Hong Kong Cleans Up 93 Tons of Palm Oil; Beaches Smothered By Spill

Donny Kwok and Anne Marie Roantree
Reuters
Hong Kong stepped up efforts on Wednesday to clean up a massive palm oil spill, with authorities scooping up more than 90 tonnes of foul—smelling, styrofoam—like clumps in one of the worst environmental disasters to blight the territory’s waters.

Viewpoint

08.03.17

China’s ‘New Achievements’ in Legal Reform Exist More in Policy than in Practice

Stanley Lubman
It is no coincidence that two days after Liu Xiaobo’s death, Xinhua published an article praising China’s “new achievements in judicial protection of human rights.” The judicial reforms the article mentions have not yet been fully implemented and...

Conversation

08.03.17

As China Reins in Capital, What Next for Global Trade?

Yu Zhou & Peter Knaack
China’s Communist Party and its leader, Xi Jinping, are tightening controls on overseas spending by the country’s biggest companies and their highly visible billionaire CEOs. The Wall Street Journal reported recently that Xi personally signed off on...

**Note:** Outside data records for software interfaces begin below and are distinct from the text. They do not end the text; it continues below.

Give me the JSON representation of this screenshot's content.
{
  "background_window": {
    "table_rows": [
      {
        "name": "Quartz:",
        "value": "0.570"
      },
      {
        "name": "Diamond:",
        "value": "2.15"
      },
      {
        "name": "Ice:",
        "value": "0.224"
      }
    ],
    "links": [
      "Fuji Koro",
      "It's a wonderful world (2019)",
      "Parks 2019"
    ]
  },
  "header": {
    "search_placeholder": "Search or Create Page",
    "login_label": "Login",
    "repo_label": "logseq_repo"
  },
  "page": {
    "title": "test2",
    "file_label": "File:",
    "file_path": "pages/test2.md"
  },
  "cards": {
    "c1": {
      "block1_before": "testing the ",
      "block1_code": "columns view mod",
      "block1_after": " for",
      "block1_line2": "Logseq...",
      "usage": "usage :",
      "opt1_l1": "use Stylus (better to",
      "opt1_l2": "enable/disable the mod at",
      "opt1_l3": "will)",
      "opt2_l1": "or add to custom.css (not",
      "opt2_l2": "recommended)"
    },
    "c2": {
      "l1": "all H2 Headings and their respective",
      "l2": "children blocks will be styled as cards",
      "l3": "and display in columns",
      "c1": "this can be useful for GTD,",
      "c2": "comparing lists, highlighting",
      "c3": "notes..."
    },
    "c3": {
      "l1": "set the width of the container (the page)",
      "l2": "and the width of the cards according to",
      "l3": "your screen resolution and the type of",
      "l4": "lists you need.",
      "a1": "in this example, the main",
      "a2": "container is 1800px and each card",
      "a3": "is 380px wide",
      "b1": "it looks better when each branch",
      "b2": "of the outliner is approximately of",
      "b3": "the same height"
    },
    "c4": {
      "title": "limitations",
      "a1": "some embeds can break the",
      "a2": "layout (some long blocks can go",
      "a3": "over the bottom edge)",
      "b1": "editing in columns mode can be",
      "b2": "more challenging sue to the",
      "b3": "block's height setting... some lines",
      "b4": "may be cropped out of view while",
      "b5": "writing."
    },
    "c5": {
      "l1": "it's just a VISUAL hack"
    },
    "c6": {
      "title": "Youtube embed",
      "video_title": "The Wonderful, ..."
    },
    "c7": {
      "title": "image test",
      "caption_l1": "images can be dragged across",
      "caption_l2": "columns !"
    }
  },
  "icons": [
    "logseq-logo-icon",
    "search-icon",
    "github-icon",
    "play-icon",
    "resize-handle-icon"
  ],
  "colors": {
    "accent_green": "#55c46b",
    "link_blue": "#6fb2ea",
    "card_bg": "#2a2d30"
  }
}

U.S. Cinema Chain AMC's Shares Plummet 25% on Profit Warning in Latest Setback to China's Wanda Group

Jane Li
South China Morning Post
Troubled Chinese real estate conglomerate Dalian Wanda Group has received another setback after shares of its U.S. cinema subsidiary, AMC Entertainment Holdings, plummeted 25 percent on Tuesday after it issued a profit warning for the second quarter.

Apple’s Decision to Remove VPN Apps from the App Store in China Explained by Tim Cook

Andrew Griffin
Independent
Tim Cook has responded to criticisms that Apple is quietly removing apps from the App Store for the Chinese government.

Sinica Podcast

08.01.17

Joan Kaufman on Foreign Nonprofits and Academia in China

Kaiser Kuo, Jeremy Goldkorn & more from Sinica Podcast
Joan Kaufman is a fascinating figure: Her long and storied career in China started in the early 1980s, when she was what she calls a “cappuccino-and-croissant socialist from Berkeley.” Today, she is the director for academics at the Schwarzman...